The festival begins on Friday, Sept. 3 and runs through Monday, Sept. 6.
It was originally scheduled to be in-person this year, but organizers decided to switch to the virtual format based on mitigating factors, including construction at Hart Plaza and requiring proof of COVID test results or vaccinations.
“This is a winning solution that preserves the legacy of the Detroit Jazz Festival while bringing amazing performances into a virtual format,” says Chris Collins, Detroit Jazz Festival Foundation president and artistic director, in a press release. “We’re thankful for our sponsors, donors and patrons for their support which enables us to once again provide a jazz festival that is safe, live and free for everyone. Also, a special thank you to the city of Detroit for the great improvements happening at Hart Plaza which will make the 2022 Detroit Jazz Festival even better along with many other events held at this venue.”
The Festival, which will be held without audiences, will be streamed or broadcasted live and free from indoor sound stages at the Detroit Marriott at the Renaissance Center and closed to the public.
Jazz enthusiasts will be able to view or listen to performances for free in a number of ways including: The Festival’s social media channels and web page; on public radio and television stations; and on the DetroitJazzFest LIVE! app.
This year’s Artist-in-Residence Dee Dee Bridgewater will headline multiple performances during the festival including an opening set with protégé group, the Woodshed Network Ladies, and a closing night performance with her all-female big band.
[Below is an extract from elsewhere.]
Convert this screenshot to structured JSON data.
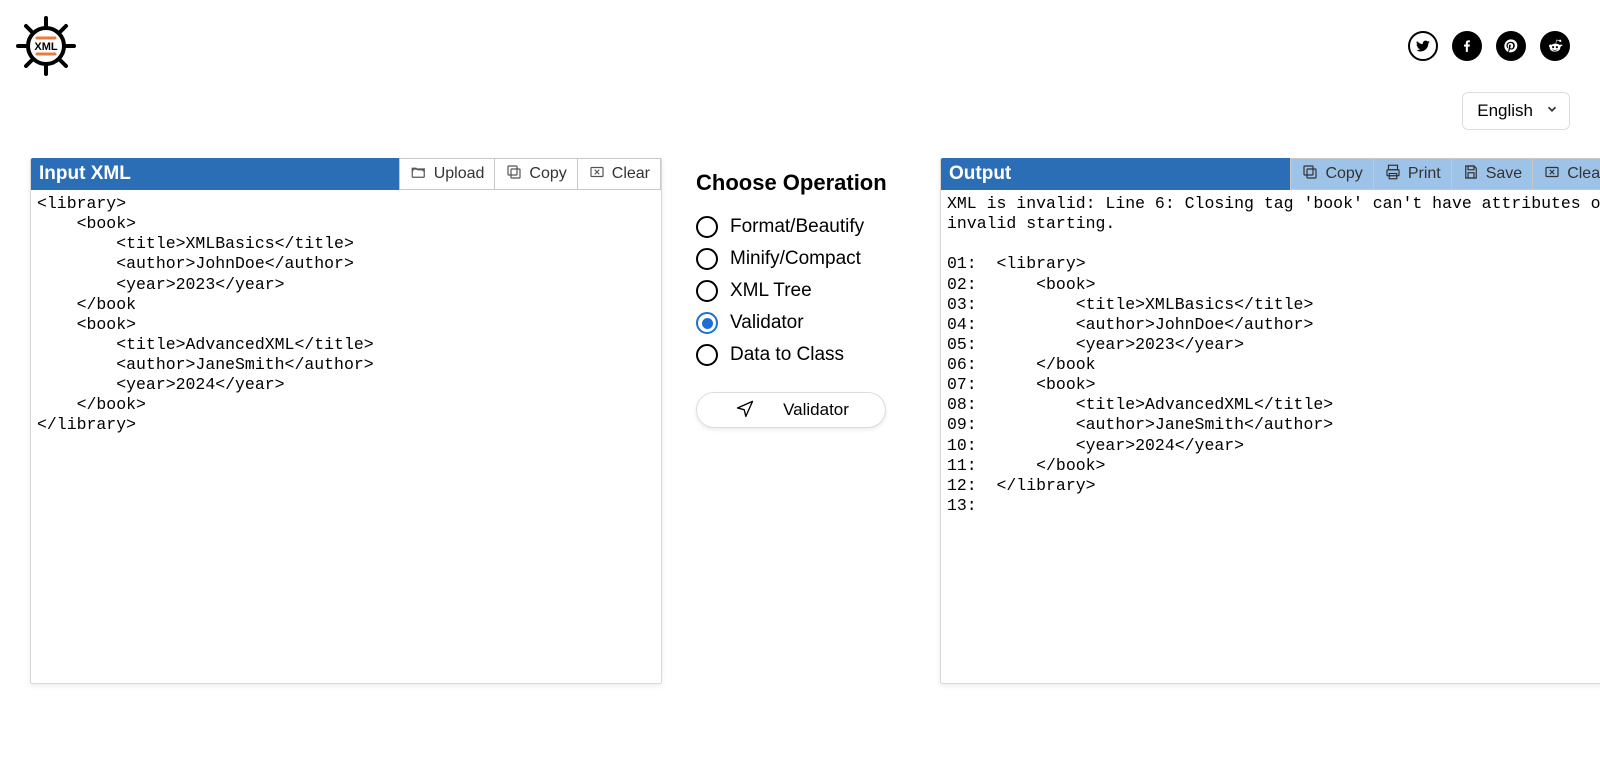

Other highlights include performances from Herbie Hancock, Gregory Porter, Keyon Harrold, Omar Sosa and the Havana-Detroit Jazz Project; Kurt Elling’s The Big Blind featuring Dee Dee Bridgewater: A Jazz Radio Play written by Kurt Elling and Phil Galdston; The Summit: Take 6 Meets the Manhattan Transfer, Monty Alexander HKX, and our world-class Detroit hometown artists.
“We are excited about the work we do to seek out new talent, promote excellence, produce everything jazz and celebrate all of it at the Detroit Jazz Festival on Labor Day weekend in an environment that is safe for everyone,” said Gretchen Valade, chair, Detroit Jazz Festival Foundation Executive Board, in a press release.